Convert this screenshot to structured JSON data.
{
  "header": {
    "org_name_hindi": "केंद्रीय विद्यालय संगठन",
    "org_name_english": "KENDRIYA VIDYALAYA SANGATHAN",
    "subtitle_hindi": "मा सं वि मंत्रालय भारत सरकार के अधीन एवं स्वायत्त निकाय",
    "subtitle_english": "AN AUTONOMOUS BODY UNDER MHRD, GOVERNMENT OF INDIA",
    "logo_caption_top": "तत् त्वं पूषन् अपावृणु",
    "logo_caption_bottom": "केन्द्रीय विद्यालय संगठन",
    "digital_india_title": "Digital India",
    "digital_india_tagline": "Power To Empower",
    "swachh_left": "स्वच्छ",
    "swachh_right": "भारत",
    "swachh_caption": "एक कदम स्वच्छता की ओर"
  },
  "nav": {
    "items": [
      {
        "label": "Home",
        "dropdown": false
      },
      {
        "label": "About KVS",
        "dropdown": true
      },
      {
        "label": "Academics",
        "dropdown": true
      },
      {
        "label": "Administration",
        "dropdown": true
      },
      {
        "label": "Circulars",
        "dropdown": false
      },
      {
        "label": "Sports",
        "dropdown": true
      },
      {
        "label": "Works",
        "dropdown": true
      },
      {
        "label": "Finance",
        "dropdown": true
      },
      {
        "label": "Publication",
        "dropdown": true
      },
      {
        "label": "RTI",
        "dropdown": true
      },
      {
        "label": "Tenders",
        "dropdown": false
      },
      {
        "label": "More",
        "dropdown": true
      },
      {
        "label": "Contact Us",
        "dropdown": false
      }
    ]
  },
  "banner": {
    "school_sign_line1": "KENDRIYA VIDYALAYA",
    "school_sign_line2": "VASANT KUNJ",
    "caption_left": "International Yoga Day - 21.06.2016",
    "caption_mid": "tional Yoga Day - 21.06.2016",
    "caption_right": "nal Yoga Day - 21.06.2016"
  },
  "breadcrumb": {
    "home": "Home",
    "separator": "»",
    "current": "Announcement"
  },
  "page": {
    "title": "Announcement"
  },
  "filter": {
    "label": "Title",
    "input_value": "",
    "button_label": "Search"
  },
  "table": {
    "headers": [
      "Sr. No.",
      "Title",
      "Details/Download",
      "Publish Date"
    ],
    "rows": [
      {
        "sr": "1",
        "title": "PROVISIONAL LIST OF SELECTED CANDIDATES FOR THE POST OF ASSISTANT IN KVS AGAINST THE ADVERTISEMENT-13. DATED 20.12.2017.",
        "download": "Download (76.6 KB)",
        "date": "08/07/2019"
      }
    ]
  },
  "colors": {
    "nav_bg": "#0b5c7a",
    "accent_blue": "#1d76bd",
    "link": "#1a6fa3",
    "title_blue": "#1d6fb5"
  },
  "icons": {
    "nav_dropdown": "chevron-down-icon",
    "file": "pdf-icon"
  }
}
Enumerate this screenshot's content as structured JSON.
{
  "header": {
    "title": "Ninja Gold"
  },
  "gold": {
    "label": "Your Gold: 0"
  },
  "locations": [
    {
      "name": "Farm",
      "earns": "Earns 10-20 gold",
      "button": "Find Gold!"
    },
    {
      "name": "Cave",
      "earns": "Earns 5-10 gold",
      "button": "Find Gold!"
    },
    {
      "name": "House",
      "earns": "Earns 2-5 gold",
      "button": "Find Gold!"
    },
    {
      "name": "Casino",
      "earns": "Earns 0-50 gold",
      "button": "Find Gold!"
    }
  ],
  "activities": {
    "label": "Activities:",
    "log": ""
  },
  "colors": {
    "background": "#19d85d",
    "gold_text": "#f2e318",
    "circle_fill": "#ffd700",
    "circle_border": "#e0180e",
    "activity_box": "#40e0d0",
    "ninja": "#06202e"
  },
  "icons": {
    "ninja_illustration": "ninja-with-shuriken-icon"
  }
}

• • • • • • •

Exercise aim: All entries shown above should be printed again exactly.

Reply:
Convert this screenshot to structured JSON data.
{
  "header": {
    "org_name_hindi": "केंद्रीय विद्यालय संगठन",
    "org_name_english": "KENDRIYA VIDYALAYA SANGATHAN",
    "subtitle_hindi": "मा सं वि मंत्रालय भारत सरकार के अधीन एवं स्वायत्त निकाय",
    "subtitle_english": "AN AUTONOMOUS BODY UNDER MHRD, GOVERNMENT OF INDIA",
    "logo_caption_top": "तत् त्वं पूषन् अपावृणु",
    "logo_caption_bottom": "केन्द्रीय विद्यालय संगठन",
    "digital_india_title": "Digital India",
    "digital_india_tagline": "Power To Empower",
    "swachh_left": "स्वच्छ",
    "swachh_right": "भारत",
    "swachh_caption": "एक कदम स्वच्छता की ओर"
  },
  "nav": {
    "items": [
      {
        "label": "Home",
        "dropdown": false
      },
      {
        "label": "About KVS",
        "dropdown": true
      },
      {
        "label": "Academics",
        "dropdown": true
      },
      {
        "label": "Administration",
        "dropdown": true
      },
      {
        "label": "Circulars",
        "dropdown": false
      },
      {
        "label": "Sports",
        "dropdown": true
      },
      {
        "label": "Works",
        "dropdown": true
      },
      {
        "label": "Finance",
        "dropdown": true
      },
      {
        "label": "Publication",
        "dropdown": true
      },
      {
        "label": "RTI",
        "dropdown": true
      },
      {
        "label": "Tenders",
        "dropdown": false
      },
      {
        "label": "More",
        "dropdown": true
      },
      {
        "label": "Contact Us",
        "dropdown": false
      }
    ]
  },
  "banner": {
    "school_sign_line1": "KENDRIYA VIDYALAYA",
    "school_sign_line2": "VASANT KUNJ",
    "caption_left": "International Yoga Day - 21.06.2016",
    "caption_mid": "tional Yoga Day - 21.06.2016",
    "caption_right": "nal Yoga Day - 21.06.2016"
  },
  "breadcrumb": {
    "home": "Home",
    "separator": "»",
    "current": "Announcement"
  },
  "page": {
    "title": "Announcement"
  },
  "filter": {
    "label": "Title",
    "input_value": "",
    "button_label": "Search"
  },
  "table": {
    "headers": [
      "Sr. No.",
      "Title",
      "Details/Download",
      "Publish Date"
    ],
    "rows": [
      {
        "sr": "1",
        "title": "PROVISIONAL LIST OF SELECTED CANDIDATES FOR THE POST OF ASSISTANT IN KVS AGAINST THE ADVERTISEMENT-13. DATED 20.12.2017.",
        "download": "Download (76.6 KB)",
        "date": "08/07/2019"
      }
    ]
  },
  "colors": {
    "nav_bg": "#0b5c7a",
    "accent_blue": "#1d76bd",
    "link": "#1a6fa3",
    "title_blue": "#1d6fb5"
  },
  "icons": {
    "nav_dropdown": "chevron-down-icon",
    "file": "pdf-icon"
  }
}
Enumerate this screenshot's content as structured JSON.
{
  "header": {
    "title": "Ninja Gold"
  },
  "gold": {
    "label": "Your Gold: 0"
  },
  "locations": [
    {
      "name": "Farm",
      "earns": "Earns 10-20 gold",
      "button": "Find Gold!"
    },
    {
      "name": "Cave",
      "earns": "Earns 5-10 gold",
      "button": "Find Gold!"
    },
    {
      "name": "House",
      "earns": "Earns 2-5 gold",
      "button": "Find Gold!"
    },
    {
      "name": "Casino",
      "earns": "Earns 0-50 gold",
      "button": "Find Gold!"
    }
  ],
  "activities": {
    "label": "Activities:",
    "log": ""
  },
  "colors": {
    "background": "#19d85d",
    "gold_text": "#f2e318",
    "circle_fill": "#ffd700",
    "circle_border": "#e0180e",
    "activity_box": "#40e0d0",
    "ninja": "#06202e"
  },
  "icons": {
    "ninja_illustration": "ninja-with-shuriken-icon"
  }
}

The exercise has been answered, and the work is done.